Co-authored by Prabhleen Tuteja:
The journey of two millennials who have gone through their share of infatuation, friendship, dating and finally marriage will never be complete until they face the dilemma of balancing life as per their rules and the rules of society.
There is a fine line between living life per the norms of society and acknowledging that there exist some rules in a society. Our formative years as individuals and as a couple went into convincing the society and more importantly our own conscience, that we were not doing anything evil or unnatural.
We started our relationship as young teenagers. And like all Indian teenage relationships, ours was also built on the strong pillars of guilt and social stigma. Every time we met, there was this strange nervousness that someone around us will sneak up and say the three horrendous words- “Beta yaha kaise?” Every moment we spent together made us feel guilty.
Every date was confined to a shopping mall’s staircase, as all the other places where one could share a personal conversation or moment was under the surveillance of snoopy aunties and uncles. Instead of knowing each other’s sleep patterns, we were well versed with the sleep cycles of the respective parents so that we could find a convenient time to call each other.
After completing college and bagging jobs in the same city, we thought our accountability to society has finished. Every box that the society presented was ticked by us:

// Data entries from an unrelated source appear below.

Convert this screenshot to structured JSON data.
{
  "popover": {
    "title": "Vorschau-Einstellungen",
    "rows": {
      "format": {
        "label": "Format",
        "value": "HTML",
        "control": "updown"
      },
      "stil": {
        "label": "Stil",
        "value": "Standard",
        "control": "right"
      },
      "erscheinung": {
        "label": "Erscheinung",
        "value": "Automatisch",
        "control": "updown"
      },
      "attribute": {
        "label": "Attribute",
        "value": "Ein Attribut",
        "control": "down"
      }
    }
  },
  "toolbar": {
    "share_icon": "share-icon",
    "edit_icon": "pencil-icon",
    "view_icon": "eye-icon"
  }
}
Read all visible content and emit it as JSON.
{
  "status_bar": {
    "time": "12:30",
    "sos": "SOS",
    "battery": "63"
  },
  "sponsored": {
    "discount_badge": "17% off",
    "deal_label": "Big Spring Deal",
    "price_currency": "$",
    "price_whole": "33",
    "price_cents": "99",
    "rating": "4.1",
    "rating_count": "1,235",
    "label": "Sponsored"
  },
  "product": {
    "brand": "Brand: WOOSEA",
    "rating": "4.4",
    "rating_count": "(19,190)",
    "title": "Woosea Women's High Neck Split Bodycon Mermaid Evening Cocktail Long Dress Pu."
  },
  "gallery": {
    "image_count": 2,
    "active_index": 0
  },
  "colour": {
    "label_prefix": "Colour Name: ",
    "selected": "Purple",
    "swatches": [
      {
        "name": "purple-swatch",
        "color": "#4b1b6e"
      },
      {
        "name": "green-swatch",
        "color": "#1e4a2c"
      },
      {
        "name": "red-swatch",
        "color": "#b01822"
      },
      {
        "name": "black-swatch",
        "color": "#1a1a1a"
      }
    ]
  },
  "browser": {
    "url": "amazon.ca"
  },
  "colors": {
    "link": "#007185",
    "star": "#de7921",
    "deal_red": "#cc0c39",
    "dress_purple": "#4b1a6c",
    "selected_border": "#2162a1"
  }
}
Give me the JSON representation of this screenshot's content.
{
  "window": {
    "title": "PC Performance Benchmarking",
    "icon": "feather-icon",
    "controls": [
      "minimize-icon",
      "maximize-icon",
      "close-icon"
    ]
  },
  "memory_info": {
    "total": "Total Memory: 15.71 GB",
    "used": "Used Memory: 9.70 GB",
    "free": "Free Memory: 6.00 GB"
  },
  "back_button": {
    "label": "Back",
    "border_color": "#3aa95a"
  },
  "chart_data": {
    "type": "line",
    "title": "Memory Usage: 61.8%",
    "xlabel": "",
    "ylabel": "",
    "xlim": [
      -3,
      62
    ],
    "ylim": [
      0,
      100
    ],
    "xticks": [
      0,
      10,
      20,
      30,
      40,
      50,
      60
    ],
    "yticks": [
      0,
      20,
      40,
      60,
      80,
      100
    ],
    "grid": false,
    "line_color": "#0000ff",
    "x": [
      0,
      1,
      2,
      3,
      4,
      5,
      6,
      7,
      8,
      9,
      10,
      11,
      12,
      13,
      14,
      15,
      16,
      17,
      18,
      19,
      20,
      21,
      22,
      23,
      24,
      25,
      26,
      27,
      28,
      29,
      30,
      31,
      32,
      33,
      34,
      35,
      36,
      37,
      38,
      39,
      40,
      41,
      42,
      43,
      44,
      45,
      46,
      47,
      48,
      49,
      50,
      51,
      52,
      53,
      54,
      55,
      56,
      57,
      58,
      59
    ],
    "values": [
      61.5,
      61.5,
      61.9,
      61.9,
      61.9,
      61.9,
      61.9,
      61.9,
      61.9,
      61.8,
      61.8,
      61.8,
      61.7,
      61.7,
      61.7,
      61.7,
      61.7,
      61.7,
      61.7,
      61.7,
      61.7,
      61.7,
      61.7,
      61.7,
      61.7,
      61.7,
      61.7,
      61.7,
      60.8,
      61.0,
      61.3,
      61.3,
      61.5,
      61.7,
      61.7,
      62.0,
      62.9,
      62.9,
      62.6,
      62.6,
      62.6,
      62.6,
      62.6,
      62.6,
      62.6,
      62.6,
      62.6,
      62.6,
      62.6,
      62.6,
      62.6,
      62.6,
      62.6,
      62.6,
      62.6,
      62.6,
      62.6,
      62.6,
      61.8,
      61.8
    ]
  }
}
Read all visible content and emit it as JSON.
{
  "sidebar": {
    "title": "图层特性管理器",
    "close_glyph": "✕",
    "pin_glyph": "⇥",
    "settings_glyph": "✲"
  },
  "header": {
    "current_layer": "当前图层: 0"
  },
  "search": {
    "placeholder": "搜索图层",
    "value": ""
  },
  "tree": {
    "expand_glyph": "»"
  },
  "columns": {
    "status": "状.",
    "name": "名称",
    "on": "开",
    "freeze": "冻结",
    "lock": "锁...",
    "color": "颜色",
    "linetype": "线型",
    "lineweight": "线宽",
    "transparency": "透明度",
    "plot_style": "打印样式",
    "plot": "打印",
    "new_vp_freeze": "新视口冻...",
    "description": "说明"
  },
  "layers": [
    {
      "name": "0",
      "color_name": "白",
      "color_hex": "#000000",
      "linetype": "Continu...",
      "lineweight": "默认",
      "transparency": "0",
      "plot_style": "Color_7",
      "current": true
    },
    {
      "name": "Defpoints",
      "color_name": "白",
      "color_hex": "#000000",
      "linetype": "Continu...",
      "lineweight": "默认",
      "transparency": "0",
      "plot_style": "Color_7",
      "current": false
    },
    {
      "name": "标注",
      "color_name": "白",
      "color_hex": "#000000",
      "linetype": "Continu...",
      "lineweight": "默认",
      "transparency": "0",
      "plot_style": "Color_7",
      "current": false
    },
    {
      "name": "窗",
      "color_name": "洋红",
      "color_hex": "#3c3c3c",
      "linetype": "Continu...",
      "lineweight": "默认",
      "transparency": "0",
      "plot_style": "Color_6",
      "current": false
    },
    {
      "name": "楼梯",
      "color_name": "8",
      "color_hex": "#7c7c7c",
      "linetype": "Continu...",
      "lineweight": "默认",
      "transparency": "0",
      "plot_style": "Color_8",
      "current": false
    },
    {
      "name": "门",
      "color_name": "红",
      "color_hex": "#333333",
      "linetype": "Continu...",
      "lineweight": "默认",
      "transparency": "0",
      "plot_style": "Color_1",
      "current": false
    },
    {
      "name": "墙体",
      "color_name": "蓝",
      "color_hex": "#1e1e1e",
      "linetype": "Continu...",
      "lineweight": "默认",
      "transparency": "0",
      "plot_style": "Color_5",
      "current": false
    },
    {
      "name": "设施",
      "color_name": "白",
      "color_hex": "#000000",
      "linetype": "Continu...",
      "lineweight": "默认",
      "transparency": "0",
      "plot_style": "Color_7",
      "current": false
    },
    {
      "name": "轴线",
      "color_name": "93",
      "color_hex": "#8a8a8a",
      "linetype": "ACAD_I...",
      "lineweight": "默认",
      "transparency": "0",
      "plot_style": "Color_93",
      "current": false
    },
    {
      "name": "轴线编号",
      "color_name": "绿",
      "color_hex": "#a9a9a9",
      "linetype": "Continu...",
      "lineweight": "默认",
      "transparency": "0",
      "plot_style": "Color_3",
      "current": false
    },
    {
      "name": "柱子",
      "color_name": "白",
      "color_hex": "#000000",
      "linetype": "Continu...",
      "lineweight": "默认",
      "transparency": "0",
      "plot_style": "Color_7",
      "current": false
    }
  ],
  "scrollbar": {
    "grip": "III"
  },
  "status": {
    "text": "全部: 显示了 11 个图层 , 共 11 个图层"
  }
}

All this while we thought that we are grown adults now, and are no longer answerable to society. However, we realised that we, as individuals had grown, but society hadn’t.
Gradually our urge to spend time together, the mutual interest of hosting friends and creating our own space made us look for an accommodation. We thought by paying the rent on time and by promising to keep the house clean and safe, we would get a decent place in no time. But we didn’t know that drinking anything other than water and milk, eating non-vegetarian food and coming late would make us unworthy of a roof over our head. We were expected to deposit our integrity and self-respect along with the security money.
Things were going well for us. We were doing well professionally and we both liked each other a lot. So, things took an obvious turn and our friends and some family members reminded us of our intentions towards each other quite repeatedly. Getting married was supposed to be the next peak that we had to scale in the ‘natural’ progression of our relationship.
Somehow, common sense prevailed and we managed to have an extended courtship period wherein we saw happiness, sadness, tears, fights, illness and long distance. We decided to get married and being the naïve individuals that we are, we thought that we would be perfectly suited for each other because we:
Again, we were left with some more questions to answer, such as;
How much more does the husband earn than the wife? Would she work post marriage? When will she apply for a name change? Where would you go for the honeymoon? Which 5 Star hotel would have the wedding ceremony? Would she get along with the mother-in-law?
No one asked whether she will be comfortable, or if she will be able to travel to her work from their new house. Nobody asked if he would keep her happy or if they’ll be able to cope with the changes.
Till now we have shared our sob story of how we were judged, shamed and ridiculed at every junction of our relationship. But we have not shared our response and justification of earning the title of “Mr and Miss ‘Fit'”.
Firstly, we were honest with each other from the start and expressed our desire to be with each other for who we are and not for what society wants us to be. We decided to date for a considerably long time, go on trips together, stay together and to be answerable to each other instead of others.
We are a ‘misfit’ because she earns more and he likes cooking. We are a misfit because both of us continue to eat non-vegetarian food during navratras. We married outside our caste and we retained our surnames. She does not wear sindoor or mangalsutra, nor does she keep any fast. We are a ‘misfit’ because we do not want something from each other, we want to be everything for each other.
We have been proudly claiming that we are a misfit, but do we really intend to be a misfit? Did we demand something extraordinary that would make our families heads hang in shame? Do we really deserve to be a misfit?
Are the norms of the society so fragile that these norms would be questioned by the actions of couples like us?
But maybe, we are not the misfits. Maybe it’s society that’s missing out by not fitting us.